Work required = Where an entry contains an image, leave the image out; restate everything else exactly.

+++ Task inputs +++

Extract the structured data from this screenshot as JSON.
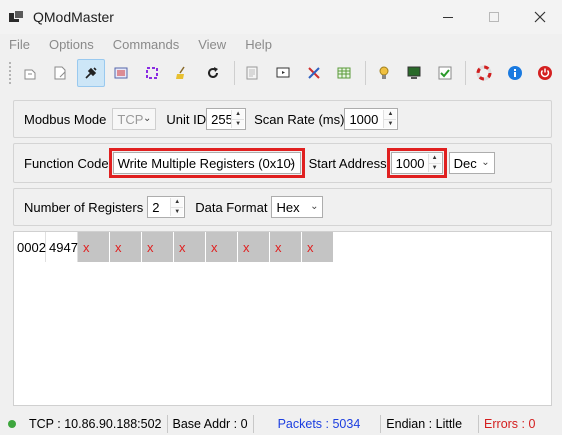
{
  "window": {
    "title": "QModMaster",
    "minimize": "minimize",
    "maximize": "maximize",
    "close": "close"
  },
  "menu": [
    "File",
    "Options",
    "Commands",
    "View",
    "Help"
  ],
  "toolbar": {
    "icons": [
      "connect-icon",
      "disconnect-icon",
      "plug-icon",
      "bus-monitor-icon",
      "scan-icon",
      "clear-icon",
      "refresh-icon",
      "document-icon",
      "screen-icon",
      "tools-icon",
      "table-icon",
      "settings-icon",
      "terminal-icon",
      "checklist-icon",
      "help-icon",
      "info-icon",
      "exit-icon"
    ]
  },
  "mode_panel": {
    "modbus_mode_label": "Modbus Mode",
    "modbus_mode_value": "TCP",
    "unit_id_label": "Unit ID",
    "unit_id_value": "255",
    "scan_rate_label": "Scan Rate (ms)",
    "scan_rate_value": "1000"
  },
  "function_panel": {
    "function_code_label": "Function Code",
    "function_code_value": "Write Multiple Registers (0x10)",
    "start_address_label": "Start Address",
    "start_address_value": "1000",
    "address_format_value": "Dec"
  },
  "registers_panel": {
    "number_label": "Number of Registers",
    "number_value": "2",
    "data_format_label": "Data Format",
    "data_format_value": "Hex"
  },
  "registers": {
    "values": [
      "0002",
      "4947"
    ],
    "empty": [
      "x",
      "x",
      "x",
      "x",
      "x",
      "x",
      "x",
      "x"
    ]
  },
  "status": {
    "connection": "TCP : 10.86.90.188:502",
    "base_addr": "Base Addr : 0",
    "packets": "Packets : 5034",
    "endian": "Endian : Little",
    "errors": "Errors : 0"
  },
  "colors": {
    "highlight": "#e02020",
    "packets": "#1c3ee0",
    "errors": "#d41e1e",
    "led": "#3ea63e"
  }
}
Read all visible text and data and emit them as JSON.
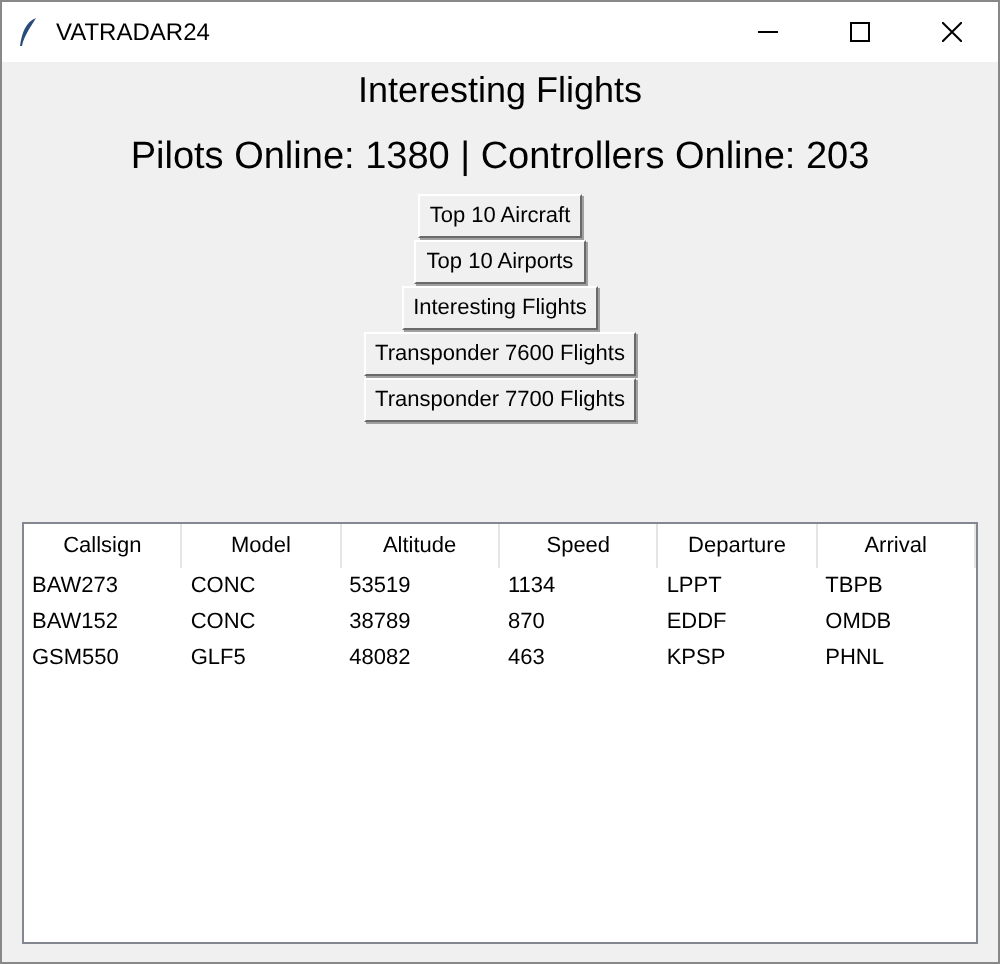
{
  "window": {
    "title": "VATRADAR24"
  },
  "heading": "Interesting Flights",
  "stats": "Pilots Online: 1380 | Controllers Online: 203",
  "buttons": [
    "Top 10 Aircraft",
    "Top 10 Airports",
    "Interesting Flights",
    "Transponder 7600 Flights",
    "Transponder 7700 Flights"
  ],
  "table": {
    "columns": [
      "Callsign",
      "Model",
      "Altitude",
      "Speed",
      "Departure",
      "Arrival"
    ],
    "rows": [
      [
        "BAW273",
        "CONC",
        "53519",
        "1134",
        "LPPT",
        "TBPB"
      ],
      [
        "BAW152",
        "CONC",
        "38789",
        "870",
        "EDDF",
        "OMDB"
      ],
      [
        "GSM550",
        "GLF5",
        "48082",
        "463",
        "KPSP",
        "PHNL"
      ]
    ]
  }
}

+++

Written response =
Extract the structured data from this screenshot as JSON.
{
  "window": {
    "title": "QModMaster",
    "minimize": "minimize",
    "maximize": "maximize",
    "close": "close"
  },
  "menu": [
    "File",
    "Options",
    "Commands",
    "View",
    "Help"
  ],
  "toolbar": {
    "icons": [
      "connect-icon",
      "disconnect-icon",
      "plug-icon",
      "bus-monitor-icon",
      "scan-icon",
      "clear-icon",
      "refresh-icon",
      "document-icon",
      "screen-icon",
      "tools-icon",
      "table-icon",
      "settings-icon",
      "terminal-icon",
      "checklist-icon",
      "help-icon",
      "info-icon",
      "exit-icon"
    ]
  },
  "mode_panel": {
    "modbus_mode_label": "Modbus Mode",
    "modbus_mode_value": "TCP",
    "unit_id_label": "Unit ID",
    "unit_id_value": "255",
    "scan_rate_label": "Scan Rate (ms)",
    "scan_rate_value": "1000"
  },
  "function_panel": {
    "function_code_label": "Function Code",
    "function_code_value": "Write Multiple Registers (0x10)",
    "start_address_label": "Start Address",
    "start_address_value": "1000",
    "address_format_value": "Dec"
  },
  "registers_panel": {
    "number_label": "Number of Registers",
    "number_value": "2",
    "data_format_label": "Data Format",
    "data_format_value": "Hex"
  },
  "registers": {
    "values": [
      "0002",
      "4947"
    ],
    "empty": [
      "x",
      "x",
      "x",
      "x",
      "x",
      "x",
      "x",
      "x"
    ]
  },
  "status": {
    "connection": "TCP : 10.86.90.188:502",
    "base_addr": "Base Addr : 0",
    "packets": "Packets : 5034",
    "endian": "Endian : Little",
    "errors": "Errors : 0"
  },
  "colors": {
    "highlight": "#e02020",
    "packets": "#1c3ee0",
    "errors": "#d41e1e",
    "led": "#3ea63e"
  }
}
Read all visible text and data and emit them as JSON.
{
  "window": {
    "title": "VATRADAR24"
  },
  "heading": "Interesting Flights",
  "stats": "Pilots Online: 1380 | Controllers Online: 203",
  "buttons": [
    "Top 10 Aircraft",
    "Top 10 Airports",
    "Interesting Flights",
    "Transponder 7600 Flights",
    "Transponder 7700 Flights"
  ],
  "table": {
    "columns": [
      "Callsign",
      "Model",
      "Altitude",
      "Speed",
      "Departure",
      "Arrival"
    ],
    "rows": [
      [
        "BAW273",
        "CONC",
        "53519",
        "1134",
        "LPPT",
        "TBPB"
      ],
      [
        "BAW152",
        "CONC",
        "38789",
        "870",
        "EDDF",
        "OMDB"
      ],
      [
        "GSM550",
        "GLF5",
        "48082",
        "463",
        "KPSP",
        "PHNL"
      ]
    ]
  }
}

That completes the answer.